Lower fan speeds can be used when you want to minimize overall print time, but there is a downside to trying to save it: You may get messy and ugly prints, or more likely, incomplete prints. To adjust your fan speed settings:
- Press the ‘Home’ key on your keyboard (it’s usually the key with a little house on it).
- Press the ‘+’ or ‘-‘ keys until you see Fan0 displayed on your screen.
- Use the arrow keys to change the percentage of fan speed that will be used during your print. 0% is off, and 100% is full power, so 50% is half power.
- Press the ‘M’ key to save your settings.
2. Try a Cold Pull or Retraction Move
If retraction does not prevent enough excess material from oozing out, it is time to try a cold pull or retraction move instead. This type of retraction happens before the nozzle moves to a new location, instead of after like the regular Retract move.
To do this, reduce your retraction distance or length by about 1mm (try 0.9mm first). If you’re using Cura for 3D printing, go into Expert Mode (by clicking on the button that looks like a screwdriver and wrench) and click on ‘Edit Process Settings.’
This will bring up the process settings window where you can change your Retraction Distance or Retraction Length depending on whether you are extruding or not.
3. Get a Nozzle with a Smaller Opening
If you’re using an FFF 3D printer, another option to try is to get a nozzle with a smaller opening. The smaller the opening, the less likely stringing is an issue because it has less area for excess material to escape through.
For example, if your extruder is 0.4mm in diameter, you could either try printing with a 0.2mm nozzle or use a drill bit to widen the existing opening.
4. Keep your Fans On
If you want to be sure that you will not have any problems with stringing, then try this: Start a print, and as it is running, turn the cooling fan speed up as high as possible.

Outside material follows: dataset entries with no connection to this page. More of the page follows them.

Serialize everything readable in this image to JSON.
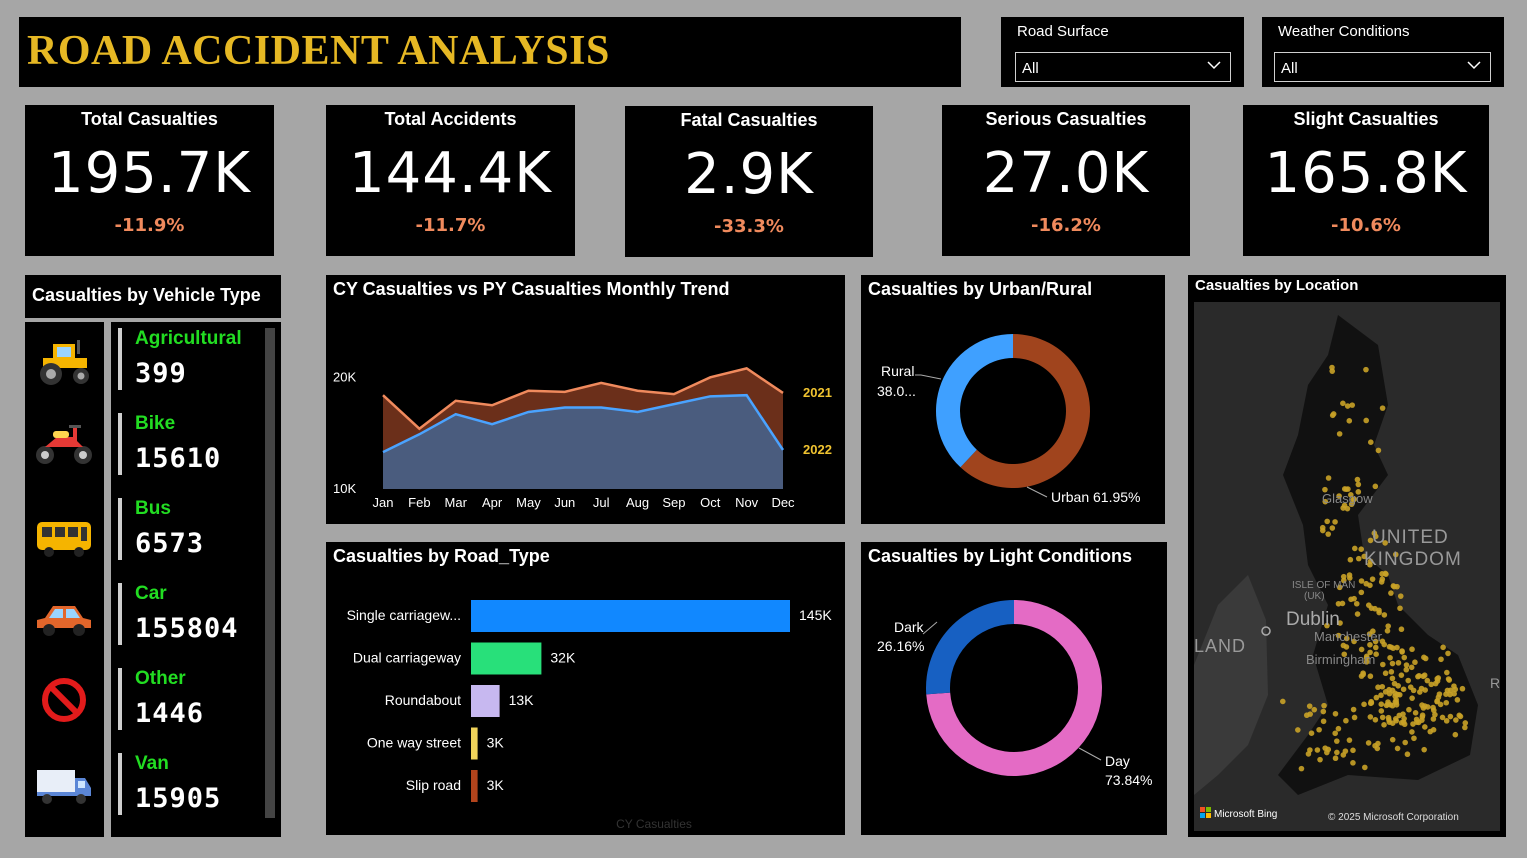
{
  "title": "ROAD ACCIDENT ANALYSIS",
  "slicers": [
    {
      "label": "Road Surface",
      "value": "All"
    },
    {
      "label": "Weather Conditions",
      "value": "All"
    }
  ],
  "kpis": [
    {
      "title": "Total Casualties",
      "value": "195.7K",
      "change": "-11.9%"
    },
    {
      "title": "Total Accidents",
      "value": "144.4K",
      "change": "-11.7%"
    },
    {
      "title": "Fatal Casualties",
      "value": "2.9K",
      "change": "-33.3%"
    },
    {
      "title": "Serious Casualties",
      "value": "27.0K",
      "change": "-16.2%"
    },
    {
      "title": "Slight Casualties",
      "value": "165.8K",
      "change": "-10.6%"
    }
  ],
  "vehicle_type": {
    "title": "Casualties by Vehicle Type",
    "items": [
      {
        "name": "Agricultural",
        "value": "399",
        "icon": "tractor-icon"
      },
      {
        "name": "Bike",
        "value": "15610",
        "icon": "motorbike-icon"
      },
      {
        "name": "Bus",
        "value": "6573",
        "icon": "bus-icon"
      },
      {
        "name": "Car",
        "value": "155804",
        "icon": "car-icon"
      },
      {
        "name": "Other",
        "value": "1446",
        "icon": "prohibited-icon"
      },
      {
        "name": "Van",
        "value": "15905",
        "icon": "van-icon"
      }
    ]
  },
  "chart_data": [
    {
      "type": "area",
      "title": "CY Casualties vs PY Casualties Monthly Trend",
      "x": [
        "Jan",
        "Feb",
        "Mar",
        "Apr",
        "May",
        "Jun",
        "Jul",
        "Aug",
        "Sep",
        "Oct",
        "Nov",
        "Dec"
      ],
      "ylim": [
        10000,
        22000
      ],
      "yticks": [
        "20K",
        "10K"
      ],
      "ytick_values": [
        20000,
        10000
      ],
      "series": [
        {
          "name": "2021",
          "values": [
            18400,
            15400,
            17900,
            17500,
            18800,
            18700,
            19500,
            18800,
            18500,
            20000,
            20800,
            18600
          ],
          "color": "#f08a5d"
        },
        {
          "name": "2022",
          "values": [
            13300,
            14900,
            16700,
            15800,
            16900,
            17300,
            17300,
            16900,
            17600,
            18300,
            18400,
            13500
          ],
          "color": "#4aa3ff"
        }
      ]
    },
    {
      "type": "pie",
      "title": "Casualties by Urban/Rural",
      "slices": [
        {
          "label": "Urban",
          "value": 61.95,
          "display": "Urban 61.95%",
          "color": "#a0441d"
        },
        {
          "label": "Rural",
          "value": 38.05,
          "display": "38.0...",
          "color": "#3fa0ff"
        }
      ]
    },
    {
      "type": "bar",
      "title": "Casualties by Road_Type",
      "xlabel": "CY Casualties",
      "categories": [
        "Single carriagew...",
        "Dual carriageway",
        "Roundabout",
        "One way street",
        "Slip road"
      ],
      "values": [
        145,
        32,
        13,
        3,
        3
      ],
      "labels": [
        "145K",
        "32K",
        "13K",
        "3K",
        "3K"
      ],
      "colors": [
        "#1188ff",
        "#28e07a",
        "#c7b8f0",
        "#f0d35a",
        "#b3441c"
      ]
    },
    {
      "type": "pie",
      "title": "Casualties by Light Conditions",
      "slices": [
        {
          "label": "Day",
          "value": 73.84,
          "display": "73.84%",
          "color": "#e46bc5"
        },
        {
          "label": "Dark",
          "value": 26.16,
          "display": "26.16%",
          "color": "#1760c2"
        }
      ]
    }
  ],
  "map": {
    "title": "Casualties by Location",
    "labels": [
      "Glasgow",
      "UNITED",
      "KINGDOM",
      "ISLE OF MAN",
      "(UK)",
      "Dublin",
      "Manchester",
      "Birmingham",
      "LAND",
      "R"
    ],
    "brand": "Microsoft Bing",
    "copyright": "© 2025 Microsoft Corporation"
  }
}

You can do this by simply pressing the ‘+’ key on your keyboard until the fan is as loud as possible.
But keep in mind that this will probably slow down your print and may even cause other problems such as poor surface quality.
5. Increase Your Print Speed
Well, if you still have a problem with Stringing after trying the other options, then increase your print speed by 5% or 10%. This is not always an ideal solution since it may lead to other issues such as poor surface quality and blobs. But in some cases, increasing your print speed just a tiny bit will make the difference between stringing and no Stringing.
Stringing is not always a bad thing. If you are printing something that needs support material, then the stringing can be very helpful because it provides build-in support material, which saves you time to clean up.
But if it’s not something that needs support material, then you want to do everything in your power to prevent Stringing.
Besides those five tips, you could do a combination of them by adjusting your fan speed settings first and then if Stringing still occurs even after increasing print speed, try a Cold Pull or Retraction Move.
Hopefully, these five easy ways to prevent 3D print Stringing will help you achieve the results you’re looking for.